This Editor, as our long-term readers know, has been following the issue and the dangers of soldier TBI and PTSD for several years. One of the problems with TBI is measuring the amount of blast a soldier has actually sustained in battle–and thus the medical danger. A cheering development is the further development of the ‘blast gauge’ developed by DARPA and the Rochester Institute of Technology (RIT), the testing of which we noted in mid-2012 [TTA 12 June 12]. It is now smaller than a wristwatch (now thumb-sized) and worn in three positions attached to a soldier’s body armor: chest, shoulder and back of helmet. As in the wristwatch model, there’s a red-yellow-green light for an instant read, in addition to the downloadable data which a medic can interpret on a laptop using a USB cable. It is now being worn by 11,000 US troops and 1000 Australian soldiers in Afghanistan. (more…)
[grow_thumb image=”http://telecareaware.com/wp-content/uploads/2013/12/SUBNETS_144_144.png” thumb_width=”150″ /]The US Defense Advanced Research Projects Agency (DARPA) is investigating the use of DBS (deep brain stimulation) implants for possible treatment of several chronic neuropsychological conditions. They are seeking to evaluate neural and behavioral processes in PTSD, TBI, major depression, borderline personality disorder, general anxiety disorder, substance abuse/addiction and fibromyalgia/chronic pain through the SUBNETS program (Systems-Based Neurotechnology for Emerging Therapies). All these conditions are on the rise with service members and veterans. DBS is currently used in neurological diseases that impair motor function–Parkinson’s and dystonia–and is being researched for treatment of depression, obsessive compulsive disorder, Tourette’s and epilepsy. SUBNETS is also linked to NIH’s BRAIN Initiative. Armed With Science article, the SUBNETS pre-solicitation (Photo courtesy of DARPA)

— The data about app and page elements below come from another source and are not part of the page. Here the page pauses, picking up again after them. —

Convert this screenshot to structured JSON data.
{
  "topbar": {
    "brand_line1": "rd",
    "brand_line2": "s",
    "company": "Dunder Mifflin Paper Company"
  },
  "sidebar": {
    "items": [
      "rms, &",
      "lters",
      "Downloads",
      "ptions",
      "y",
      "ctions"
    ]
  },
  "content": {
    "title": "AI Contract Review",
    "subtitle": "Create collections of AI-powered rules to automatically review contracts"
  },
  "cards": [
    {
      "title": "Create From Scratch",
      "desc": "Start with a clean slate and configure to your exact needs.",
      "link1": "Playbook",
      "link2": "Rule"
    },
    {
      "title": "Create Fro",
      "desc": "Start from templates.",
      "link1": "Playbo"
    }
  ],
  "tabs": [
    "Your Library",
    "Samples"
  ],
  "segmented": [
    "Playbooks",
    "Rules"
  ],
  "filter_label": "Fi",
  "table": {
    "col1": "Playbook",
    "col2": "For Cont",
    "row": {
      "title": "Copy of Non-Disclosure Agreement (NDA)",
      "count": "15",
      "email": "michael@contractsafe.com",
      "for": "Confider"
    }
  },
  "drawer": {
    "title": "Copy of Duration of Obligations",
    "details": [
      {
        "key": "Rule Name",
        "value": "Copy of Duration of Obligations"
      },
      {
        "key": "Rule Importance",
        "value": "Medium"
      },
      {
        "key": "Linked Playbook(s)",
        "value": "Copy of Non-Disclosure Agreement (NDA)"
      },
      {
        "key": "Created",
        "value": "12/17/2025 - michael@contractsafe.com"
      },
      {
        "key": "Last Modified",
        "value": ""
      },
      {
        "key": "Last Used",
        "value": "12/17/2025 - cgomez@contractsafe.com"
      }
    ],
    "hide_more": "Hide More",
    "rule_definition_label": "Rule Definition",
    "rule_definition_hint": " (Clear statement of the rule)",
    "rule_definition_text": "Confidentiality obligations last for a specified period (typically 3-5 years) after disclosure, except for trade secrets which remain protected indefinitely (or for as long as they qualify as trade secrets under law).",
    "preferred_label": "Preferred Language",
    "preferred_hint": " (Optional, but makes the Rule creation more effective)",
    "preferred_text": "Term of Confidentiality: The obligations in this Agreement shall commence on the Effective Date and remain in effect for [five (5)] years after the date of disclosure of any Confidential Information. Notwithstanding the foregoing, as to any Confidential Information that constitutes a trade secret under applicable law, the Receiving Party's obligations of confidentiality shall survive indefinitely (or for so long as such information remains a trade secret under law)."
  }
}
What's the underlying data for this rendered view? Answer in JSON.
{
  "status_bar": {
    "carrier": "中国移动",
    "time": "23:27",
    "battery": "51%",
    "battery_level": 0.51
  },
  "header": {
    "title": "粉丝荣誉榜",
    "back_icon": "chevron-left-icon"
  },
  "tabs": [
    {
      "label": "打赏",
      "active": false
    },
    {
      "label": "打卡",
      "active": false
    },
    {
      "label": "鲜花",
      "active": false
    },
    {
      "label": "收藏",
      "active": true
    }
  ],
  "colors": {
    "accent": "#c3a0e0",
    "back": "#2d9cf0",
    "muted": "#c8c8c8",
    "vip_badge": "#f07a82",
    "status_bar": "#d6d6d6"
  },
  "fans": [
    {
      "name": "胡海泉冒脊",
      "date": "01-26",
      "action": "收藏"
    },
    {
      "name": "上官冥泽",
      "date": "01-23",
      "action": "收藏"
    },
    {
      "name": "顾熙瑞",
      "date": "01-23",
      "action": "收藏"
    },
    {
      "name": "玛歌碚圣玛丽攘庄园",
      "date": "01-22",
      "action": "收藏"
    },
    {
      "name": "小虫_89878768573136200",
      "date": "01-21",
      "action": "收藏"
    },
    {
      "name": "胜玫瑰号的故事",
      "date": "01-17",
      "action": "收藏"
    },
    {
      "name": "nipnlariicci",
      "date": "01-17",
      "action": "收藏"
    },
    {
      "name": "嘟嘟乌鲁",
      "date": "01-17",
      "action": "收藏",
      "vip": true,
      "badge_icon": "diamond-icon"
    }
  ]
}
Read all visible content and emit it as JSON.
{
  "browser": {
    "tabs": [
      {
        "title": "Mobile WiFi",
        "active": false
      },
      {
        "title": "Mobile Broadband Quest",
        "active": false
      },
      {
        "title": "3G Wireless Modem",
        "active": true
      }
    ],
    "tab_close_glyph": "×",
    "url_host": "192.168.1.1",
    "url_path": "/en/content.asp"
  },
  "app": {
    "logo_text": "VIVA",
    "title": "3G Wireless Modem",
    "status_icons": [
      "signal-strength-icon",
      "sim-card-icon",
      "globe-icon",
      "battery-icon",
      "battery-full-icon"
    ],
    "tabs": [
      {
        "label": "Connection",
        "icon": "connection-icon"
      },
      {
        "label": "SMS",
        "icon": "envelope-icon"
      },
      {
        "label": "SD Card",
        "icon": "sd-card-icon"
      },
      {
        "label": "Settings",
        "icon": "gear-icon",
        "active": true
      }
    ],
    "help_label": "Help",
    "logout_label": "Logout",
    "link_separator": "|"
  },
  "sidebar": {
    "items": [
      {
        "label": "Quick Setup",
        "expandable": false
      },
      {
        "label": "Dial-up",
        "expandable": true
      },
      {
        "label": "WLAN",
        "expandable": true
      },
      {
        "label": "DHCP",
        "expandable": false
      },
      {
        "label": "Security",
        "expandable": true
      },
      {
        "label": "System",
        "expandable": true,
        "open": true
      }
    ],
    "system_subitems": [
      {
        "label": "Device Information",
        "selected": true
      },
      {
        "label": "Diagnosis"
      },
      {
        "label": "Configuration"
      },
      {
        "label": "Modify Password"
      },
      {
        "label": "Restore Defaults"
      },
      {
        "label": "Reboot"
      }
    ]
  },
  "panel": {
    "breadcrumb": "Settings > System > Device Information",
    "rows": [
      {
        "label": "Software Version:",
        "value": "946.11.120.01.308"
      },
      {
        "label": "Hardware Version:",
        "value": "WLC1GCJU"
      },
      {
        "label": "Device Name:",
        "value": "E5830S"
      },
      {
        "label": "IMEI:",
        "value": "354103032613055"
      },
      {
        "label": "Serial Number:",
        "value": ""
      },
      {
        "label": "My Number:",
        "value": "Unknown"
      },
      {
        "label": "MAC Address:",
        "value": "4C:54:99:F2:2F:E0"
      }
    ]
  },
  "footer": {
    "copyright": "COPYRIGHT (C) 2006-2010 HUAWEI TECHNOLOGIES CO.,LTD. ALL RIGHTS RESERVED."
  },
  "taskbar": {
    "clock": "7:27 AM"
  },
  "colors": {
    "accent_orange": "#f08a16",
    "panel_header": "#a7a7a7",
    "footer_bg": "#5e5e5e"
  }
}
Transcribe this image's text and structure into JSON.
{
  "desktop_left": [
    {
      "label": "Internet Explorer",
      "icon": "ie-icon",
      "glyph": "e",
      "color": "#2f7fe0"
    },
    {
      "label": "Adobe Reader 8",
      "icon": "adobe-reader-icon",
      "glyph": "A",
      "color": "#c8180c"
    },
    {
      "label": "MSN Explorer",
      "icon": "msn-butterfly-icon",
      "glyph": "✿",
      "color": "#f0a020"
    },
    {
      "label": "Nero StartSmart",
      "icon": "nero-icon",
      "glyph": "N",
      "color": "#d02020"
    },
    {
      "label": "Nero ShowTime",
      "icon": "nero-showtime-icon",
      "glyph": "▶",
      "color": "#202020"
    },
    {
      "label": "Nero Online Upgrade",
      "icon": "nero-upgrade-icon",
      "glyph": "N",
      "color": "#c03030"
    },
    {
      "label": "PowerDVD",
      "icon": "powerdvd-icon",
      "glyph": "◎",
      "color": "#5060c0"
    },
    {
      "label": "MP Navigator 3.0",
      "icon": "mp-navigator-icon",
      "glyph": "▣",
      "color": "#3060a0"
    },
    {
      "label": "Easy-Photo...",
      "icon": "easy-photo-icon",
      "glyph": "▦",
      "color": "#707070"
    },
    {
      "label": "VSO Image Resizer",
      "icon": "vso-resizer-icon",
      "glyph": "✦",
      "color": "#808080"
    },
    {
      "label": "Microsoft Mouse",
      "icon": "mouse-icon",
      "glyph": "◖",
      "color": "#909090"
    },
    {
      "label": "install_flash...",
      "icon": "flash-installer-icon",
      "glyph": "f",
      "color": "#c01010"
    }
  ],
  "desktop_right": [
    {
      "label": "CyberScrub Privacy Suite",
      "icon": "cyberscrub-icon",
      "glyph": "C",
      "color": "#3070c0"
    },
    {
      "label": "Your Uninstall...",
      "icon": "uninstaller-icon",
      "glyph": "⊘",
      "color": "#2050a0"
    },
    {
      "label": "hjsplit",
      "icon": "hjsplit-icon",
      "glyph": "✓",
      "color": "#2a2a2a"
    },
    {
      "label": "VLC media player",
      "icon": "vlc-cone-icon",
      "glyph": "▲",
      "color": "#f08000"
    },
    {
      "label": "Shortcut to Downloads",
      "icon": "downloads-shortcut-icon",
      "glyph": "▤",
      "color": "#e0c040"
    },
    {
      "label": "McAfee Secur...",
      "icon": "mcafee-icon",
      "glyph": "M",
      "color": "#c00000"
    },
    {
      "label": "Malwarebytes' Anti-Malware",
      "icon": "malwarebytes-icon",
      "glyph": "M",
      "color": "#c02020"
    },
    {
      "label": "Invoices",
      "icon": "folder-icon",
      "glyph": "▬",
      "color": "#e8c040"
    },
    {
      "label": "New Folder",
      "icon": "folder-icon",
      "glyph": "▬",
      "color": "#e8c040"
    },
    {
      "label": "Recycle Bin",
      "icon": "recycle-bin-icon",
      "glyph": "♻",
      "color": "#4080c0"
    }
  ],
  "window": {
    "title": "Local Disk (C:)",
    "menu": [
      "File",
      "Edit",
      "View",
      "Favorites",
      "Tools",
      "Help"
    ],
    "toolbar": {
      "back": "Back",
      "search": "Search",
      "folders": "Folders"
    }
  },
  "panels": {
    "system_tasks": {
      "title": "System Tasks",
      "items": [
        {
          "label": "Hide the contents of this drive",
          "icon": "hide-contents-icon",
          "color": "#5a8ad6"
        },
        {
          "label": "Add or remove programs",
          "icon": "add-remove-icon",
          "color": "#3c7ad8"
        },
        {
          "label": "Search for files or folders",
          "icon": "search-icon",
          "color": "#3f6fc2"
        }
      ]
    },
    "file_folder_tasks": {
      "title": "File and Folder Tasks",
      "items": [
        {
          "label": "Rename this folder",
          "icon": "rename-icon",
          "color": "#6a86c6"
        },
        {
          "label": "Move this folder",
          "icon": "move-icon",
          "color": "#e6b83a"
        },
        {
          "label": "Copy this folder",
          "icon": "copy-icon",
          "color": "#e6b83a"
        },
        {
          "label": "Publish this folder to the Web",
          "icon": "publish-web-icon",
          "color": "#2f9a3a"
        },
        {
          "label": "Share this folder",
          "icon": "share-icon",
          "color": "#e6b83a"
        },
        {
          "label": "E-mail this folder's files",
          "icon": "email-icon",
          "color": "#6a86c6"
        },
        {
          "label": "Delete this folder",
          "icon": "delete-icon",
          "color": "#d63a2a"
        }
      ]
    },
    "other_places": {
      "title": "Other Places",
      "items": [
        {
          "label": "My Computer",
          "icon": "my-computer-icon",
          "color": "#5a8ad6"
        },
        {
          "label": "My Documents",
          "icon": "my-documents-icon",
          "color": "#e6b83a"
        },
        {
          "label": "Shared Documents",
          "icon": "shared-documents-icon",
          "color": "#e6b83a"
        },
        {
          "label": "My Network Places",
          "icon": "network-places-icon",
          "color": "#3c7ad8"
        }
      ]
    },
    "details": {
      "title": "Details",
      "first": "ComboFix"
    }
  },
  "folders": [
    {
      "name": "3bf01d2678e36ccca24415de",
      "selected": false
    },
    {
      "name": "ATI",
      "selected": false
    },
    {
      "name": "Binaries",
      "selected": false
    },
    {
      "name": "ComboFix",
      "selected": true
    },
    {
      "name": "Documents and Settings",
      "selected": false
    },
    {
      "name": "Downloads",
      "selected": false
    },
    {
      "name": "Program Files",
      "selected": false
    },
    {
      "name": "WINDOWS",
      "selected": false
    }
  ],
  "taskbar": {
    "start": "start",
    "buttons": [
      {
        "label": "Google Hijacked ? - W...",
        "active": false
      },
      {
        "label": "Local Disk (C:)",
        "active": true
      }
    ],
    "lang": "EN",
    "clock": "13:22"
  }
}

The US Department of Veterans Affairs (VA) has signed a 12 month contract with Chicago-based Prevail Health Solutions to further develop the Vets Prevail online supportive behavioral health program in 2014. In development for five years in various pilots, it has corporate support from Goldman Sachs Gives, the Robin Hood Foundation. the Bristol-Myers Squibb Foundation and PepsiCo. Vets Prevail is an online program using Cognitive Behavioral Therapy (CBT)-based e-learning lessons and peer-to-peer support, also routing into select established Veterans Health Administration resources. Mobihealthnews profiles the 10 apps Prevail is using plus others that the VA has developed such as PTSD Coach, smoking cessation app Stay Quit Coach and Care4Caregiver.
In a joint program instituted by UCLA Health, Brooke Army Medical Center (AMC), a burn and rehab hospital in San Antonio and the Veterans Administration Greater Los Angeles Healthcare System over the past six years, wounded soldiers undergoing major facial or burn reconstruction at UCLA have had access to telemedicine consults between UCLA and Brooke AMC. This is now being expanded to include other major reconstructions, such as orthopedic reconstruction for severely damaged limbs, urologic treatment, otolaryngological care, examination and treatment of reproductive issues, repair of airways and design of new prosthetic ears. In including Fort Irwin in the Mojave Desert, the program is now including TBI and PTSD. FierceHealthIT on Operation Mend.